### Exercise instructions
Please return each record below exactly, with nothing left out.

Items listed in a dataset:
--*--

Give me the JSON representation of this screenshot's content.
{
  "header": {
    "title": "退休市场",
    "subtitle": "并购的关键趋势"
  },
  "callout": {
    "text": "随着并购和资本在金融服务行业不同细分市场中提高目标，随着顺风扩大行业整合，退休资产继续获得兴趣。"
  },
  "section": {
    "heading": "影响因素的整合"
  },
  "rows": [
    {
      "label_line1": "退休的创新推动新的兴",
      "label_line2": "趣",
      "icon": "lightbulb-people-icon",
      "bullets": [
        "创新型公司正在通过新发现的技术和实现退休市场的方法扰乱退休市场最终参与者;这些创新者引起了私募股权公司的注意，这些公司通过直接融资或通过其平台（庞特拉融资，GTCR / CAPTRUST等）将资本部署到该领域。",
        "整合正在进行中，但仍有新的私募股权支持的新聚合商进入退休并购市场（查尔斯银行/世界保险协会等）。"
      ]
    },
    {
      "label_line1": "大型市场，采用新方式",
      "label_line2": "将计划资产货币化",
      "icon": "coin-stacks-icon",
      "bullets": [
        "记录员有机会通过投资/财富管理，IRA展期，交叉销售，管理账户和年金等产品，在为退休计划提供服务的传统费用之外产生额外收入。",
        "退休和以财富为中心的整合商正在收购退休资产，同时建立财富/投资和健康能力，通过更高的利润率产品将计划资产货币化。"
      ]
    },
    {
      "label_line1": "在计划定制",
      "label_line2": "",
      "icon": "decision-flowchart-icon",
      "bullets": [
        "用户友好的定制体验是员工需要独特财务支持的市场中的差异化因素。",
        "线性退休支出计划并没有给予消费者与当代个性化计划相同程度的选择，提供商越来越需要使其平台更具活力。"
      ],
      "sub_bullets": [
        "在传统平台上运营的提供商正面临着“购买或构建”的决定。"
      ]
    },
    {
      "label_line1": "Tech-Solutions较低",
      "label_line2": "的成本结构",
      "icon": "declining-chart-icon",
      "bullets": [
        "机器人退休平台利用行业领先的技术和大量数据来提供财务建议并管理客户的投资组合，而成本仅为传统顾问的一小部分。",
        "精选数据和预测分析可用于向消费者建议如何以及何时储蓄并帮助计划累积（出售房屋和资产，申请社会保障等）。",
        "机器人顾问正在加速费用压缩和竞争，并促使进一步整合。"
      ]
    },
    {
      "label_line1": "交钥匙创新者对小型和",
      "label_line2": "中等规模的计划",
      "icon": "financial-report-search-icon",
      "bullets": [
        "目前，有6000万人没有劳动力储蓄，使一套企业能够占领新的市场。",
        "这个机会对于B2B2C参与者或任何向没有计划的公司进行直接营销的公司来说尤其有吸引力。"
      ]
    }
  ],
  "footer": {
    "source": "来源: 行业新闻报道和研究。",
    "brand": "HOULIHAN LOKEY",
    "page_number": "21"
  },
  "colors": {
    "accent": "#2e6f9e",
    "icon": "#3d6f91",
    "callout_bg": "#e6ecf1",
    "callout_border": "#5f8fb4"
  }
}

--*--

### Answer to the exercise
Give me the JSON representation of this screenshot's content.
{
  "header": {
    "title": "退休市场",
    "subtitle": "并购的关键趋势"
  },
  "callout": {
    "text": "随着并购和资本在金融服务行业不同细分市场中提高目标，随着顺风扩大行业整合，退休资产继续获得兴趣。"
  },
  "section": {
    "heading": "影响因素的整合"
  },
  "rows": [
    {
      "label_line1": "退休的创新推动新的兴",
      "label_line2": "趣",
      "icon": "lightbulb-people-icon",
      "bullets": [
        "创新型公司正在通过新发现的技术和实现退休市场的方法扰乱退休市场最终参与者;这些创新者引起了私募股权公司的注意，这些公司通过直接融资或通过其平台（庞特拉融资，GTCR / CAPTRUST等）将资本部署到该领域。",
        "整合正在进行中，但仍有新的私募股权支持的新聚合商进入退休并购市场（查尔斯银行/世界保险协会等）。"
      ]
    },
    {
      "label_line1": "大型市场，采用新方式",
      "label_line2": "将计划资产货币化",
      "icon": "coin-stacks-icon",
      "bullets": [
        "记录员有机会通过投资/财富管理，IRA展期，交叉销售，管理账户和年金等产品，在为退休计划提供服务的传统费用之外产生额外收入。",
        "退休和以财富为中心的整合商正在收购退休资产，同时建立财富/投资和健康能力，通过更高的利润率产品将计划资产货币化。"
      ]
    },
    {
      "label_line1": "在计划定制",
      "label_line2": "",
      "icon": "decision-flowchart-icon",
      "bullets": [
        "用户友好的定制体验是员工需要独特财务支持的市场中的差异化因素。",
        "线性退休支出计划并没有给予消费者与当代个性化计划相同程度的选择，提供商越来越需要使其平台更具活力。"
      ],
      "sub_bullets": [
        "在传统平台上运营的提供商正面临着“购买或构建”的决定。"
      ]
    },
    {
      "label_line1": "Tech-Solutions较低",
      "label_line2": "的成本结构",
      "icon": "declining-chart-icon",
      "bullets": [
        "机器人退休平台利用行业领先的技术和大量数据来提供财务建议并管理客户的投资组合，而成本仅为传统顾问的一小部分。",
        "精选数据和预测分析可用于向消费者建议如何以及何时储蓄并帮助计划累积（出售房屋和资产，申请社会保障等）。",
        "机器人顾问正在加速费用压缩和竞争，并促使进一步整合。"
      ]
    },
    {
      "label_line1": "交钥匙创新者对小型和",
      "label_line2": "中等规模的计划",
      "icon": "financial-report-search-icon",
      "bullets": [
        "目前，有6000万人没有劳动力储蓄，使一套企业能够占领新的市场。",
        "这个机会对于B2B2C参与者或任何向没有计划的公司进行直接营销的公司来说尤其有吸引力。"
      ]
    }
  ],
  "footer": {
    "source": "来源: 行业新闻报道和研究。",
    "brand": "HOULIHAN LOKEY",
    "page_number": "21"
  },
  "colors": {
    "accent": "#2e6f9e",
    "icon": "#3d6f91",
    "callout_bg": "#e6ecf1",
    "callout_border": "#5f8fb4"
  }
}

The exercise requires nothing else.